Source records:
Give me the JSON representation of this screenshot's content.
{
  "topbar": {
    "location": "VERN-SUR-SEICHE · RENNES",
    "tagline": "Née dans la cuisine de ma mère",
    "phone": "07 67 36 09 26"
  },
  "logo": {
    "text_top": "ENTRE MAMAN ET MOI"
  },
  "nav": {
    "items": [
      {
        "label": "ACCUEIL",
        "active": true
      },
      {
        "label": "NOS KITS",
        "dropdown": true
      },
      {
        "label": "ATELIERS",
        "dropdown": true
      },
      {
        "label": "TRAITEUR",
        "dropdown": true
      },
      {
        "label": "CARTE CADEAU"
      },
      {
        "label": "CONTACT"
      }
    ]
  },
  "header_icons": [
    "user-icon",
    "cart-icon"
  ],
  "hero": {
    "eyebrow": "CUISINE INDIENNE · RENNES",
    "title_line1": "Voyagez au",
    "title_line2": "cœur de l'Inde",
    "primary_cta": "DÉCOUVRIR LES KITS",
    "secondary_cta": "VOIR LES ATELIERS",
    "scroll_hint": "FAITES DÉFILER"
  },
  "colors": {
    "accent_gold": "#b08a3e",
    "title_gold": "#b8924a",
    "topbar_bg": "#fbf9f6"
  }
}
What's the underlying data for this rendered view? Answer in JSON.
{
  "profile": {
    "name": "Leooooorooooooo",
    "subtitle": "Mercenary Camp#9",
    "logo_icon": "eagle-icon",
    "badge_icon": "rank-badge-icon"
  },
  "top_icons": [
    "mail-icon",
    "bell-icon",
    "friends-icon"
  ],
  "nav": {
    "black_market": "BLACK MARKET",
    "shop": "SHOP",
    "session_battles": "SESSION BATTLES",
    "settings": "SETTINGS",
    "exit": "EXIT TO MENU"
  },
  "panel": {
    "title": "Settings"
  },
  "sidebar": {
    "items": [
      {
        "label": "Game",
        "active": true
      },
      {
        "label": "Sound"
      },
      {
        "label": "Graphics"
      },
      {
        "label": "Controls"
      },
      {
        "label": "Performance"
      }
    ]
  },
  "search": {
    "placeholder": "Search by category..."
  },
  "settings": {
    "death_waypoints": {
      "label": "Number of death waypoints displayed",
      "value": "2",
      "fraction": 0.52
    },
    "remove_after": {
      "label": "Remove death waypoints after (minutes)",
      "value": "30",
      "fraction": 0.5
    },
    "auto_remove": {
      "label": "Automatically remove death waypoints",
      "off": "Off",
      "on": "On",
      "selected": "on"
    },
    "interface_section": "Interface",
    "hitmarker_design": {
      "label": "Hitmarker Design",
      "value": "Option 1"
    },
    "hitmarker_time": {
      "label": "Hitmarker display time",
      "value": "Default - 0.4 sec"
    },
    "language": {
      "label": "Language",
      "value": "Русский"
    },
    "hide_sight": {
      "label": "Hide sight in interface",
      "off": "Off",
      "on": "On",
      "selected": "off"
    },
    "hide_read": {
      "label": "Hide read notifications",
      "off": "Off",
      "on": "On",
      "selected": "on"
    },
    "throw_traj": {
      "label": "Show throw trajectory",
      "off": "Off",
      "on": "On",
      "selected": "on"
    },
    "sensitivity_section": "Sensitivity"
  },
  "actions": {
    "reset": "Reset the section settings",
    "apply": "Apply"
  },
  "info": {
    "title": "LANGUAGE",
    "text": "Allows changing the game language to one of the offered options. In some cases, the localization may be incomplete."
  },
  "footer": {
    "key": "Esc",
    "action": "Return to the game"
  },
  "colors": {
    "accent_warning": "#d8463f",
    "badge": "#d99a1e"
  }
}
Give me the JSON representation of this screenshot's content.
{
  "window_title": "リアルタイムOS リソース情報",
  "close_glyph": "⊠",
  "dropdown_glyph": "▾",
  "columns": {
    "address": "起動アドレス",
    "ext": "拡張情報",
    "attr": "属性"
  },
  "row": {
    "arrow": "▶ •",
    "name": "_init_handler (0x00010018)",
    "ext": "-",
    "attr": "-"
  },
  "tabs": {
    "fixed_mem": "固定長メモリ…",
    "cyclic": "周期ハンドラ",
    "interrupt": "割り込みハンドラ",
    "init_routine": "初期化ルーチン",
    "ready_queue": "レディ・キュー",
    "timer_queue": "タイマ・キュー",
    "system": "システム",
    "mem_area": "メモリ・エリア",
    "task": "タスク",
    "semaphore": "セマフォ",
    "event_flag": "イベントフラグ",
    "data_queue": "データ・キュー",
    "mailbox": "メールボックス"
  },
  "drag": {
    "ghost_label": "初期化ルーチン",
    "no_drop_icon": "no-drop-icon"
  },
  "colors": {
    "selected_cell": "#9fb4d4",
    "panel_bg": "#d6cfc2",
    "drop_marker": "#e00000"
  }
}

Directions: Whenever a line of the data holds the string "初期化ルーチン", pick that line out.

Exercise solution:
    "init_routine": "初期化ルーチン",
    "ghost_label": "初期化ルーチン",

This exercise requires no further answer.